I continue to travel as comfortably now as I did back then. If I see a travel bargain, I jump on it. But I don’t sit and plan and hoard and save just to see some far-off destination. I have a mental Bucket list of where I want to go and what I want to do. If it comes along and I can afford it, I go. I’ve been RVing since the 1980’s. There’s something about that open road and NOT paying exorbitant hotel bills that keeps me coming back to RVing.
I have the same (writing) and a few new (photography) hobbies to keep me occupied. My exercise routine today is about the same as when I was in my 30’s and 40’s: basic yoga stretching, hiking, biking, swimming and reading current events (exercising the mind). I love trends and keeping up with the modes of ‘today’. I live in the present, very rarely think about the past and give a slight nudge to tomorrow. I have no guarantee I will be around another day. All I have is today, right now……..the present.
Since I had my heart event this past February or March (the doc doesn’t know exactly) I have re-categorized my priorities. Both DH and I have had stress related heart problems this past year. DH’s was brought on (we think) from the stress of selling our Rhode Island beach house last year. We never want to go through that maddening event ever again. That’s why we are hesitant to sell our primary residence right now. Instead, we’re taking our time getting it sales-ready and giving ourselves a five year time line. As long as we have cash savings in the bank and can pay our monthly bills out of our passive monthly income, there’s no hurry for anything.
My stress was brought on with my fighting with my two daughters. I now realize how preposterous all of that was and so not worth it. When I read Ralph Warner’s question about family relationships: “Do You Want To Go 25 years Estranged From Your Children?” I realized I didn’t! I picked up the phone, made whatever peace I had to with my two daughters, set up new boundaries we all can agree on and resolved the whole predicament right there and then. Life is too short to stunt it in preposterous family matters. Resolve your own family disputes today!!

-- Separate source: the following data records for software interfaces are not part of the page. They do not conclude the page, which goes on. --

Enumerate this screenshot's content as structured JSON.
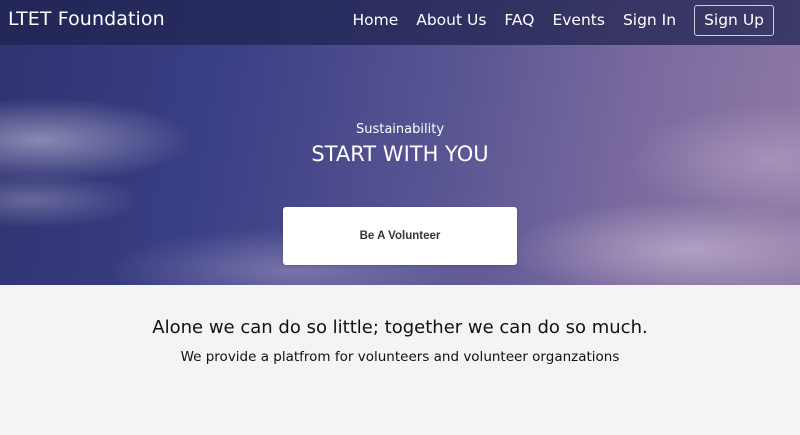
{
  "nav": {
    "brand": "LTET Foundation",
    "links": [
      {
        "label": "Home"
      },
      {
        "label": "About Us"
      },
      {
        "label": "FAQ"
      },
      {
        "label": "Events"
      },
      {
        "label": "Sign In"
      }
    ],
    "signup_label": "Sign Up"
  },
  "hero": {
    "subtitle": "Sustainability",
    "title": "START WITH YOU",
    "cta_label": "Be A Volunteer"
  },
  "about": {
    "tagline": "Alone we can do so little; together we can do so much.",
    "mission": "We provide a platfrom for volunteers and volunteer organzations"
  },
  "colors": {
    "nav_background": "#1e224e",
    "hero_sky_dark": "#2f3370",
    "hero_sky_light": "#8e7aa6",
    "page_background": "#f4f4f4",
    "text_light": "#ffffff",
    "text_dark": "#111111"
  }
}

DH and I have carved out a fine retirement lifestyle for ourselves. We winter and summer in two different, comfy locations. Our NY estate in the mountains is peaceful. Our Florida gulf-side condo is beach friendly and action packed. Now, we’ve tacked on a tiny trailer RV for the local traveling in the US of A we still have a desire for. DH finally has a barn (with electricity) he can tinker in and fix up jeeps for later resale. I have my writing and photography to keep my mind occupied and on point. My family life is back on track. DH and I have boosted up a healthier lifestyle (it’s just another thing we have in common).
In other words, DH and I have a very nice retirement and it’s NOT all about the money. Granted yes, money is important but should be put in it’s proper place. Retirement is all about getting a life. And you don’t need a million or so dollars to get it.
Live well and prosper, my friend. Live well and prosper.
PS: I got Warner’s book for free from the library. But if you want to purchase it from Amazon, click here.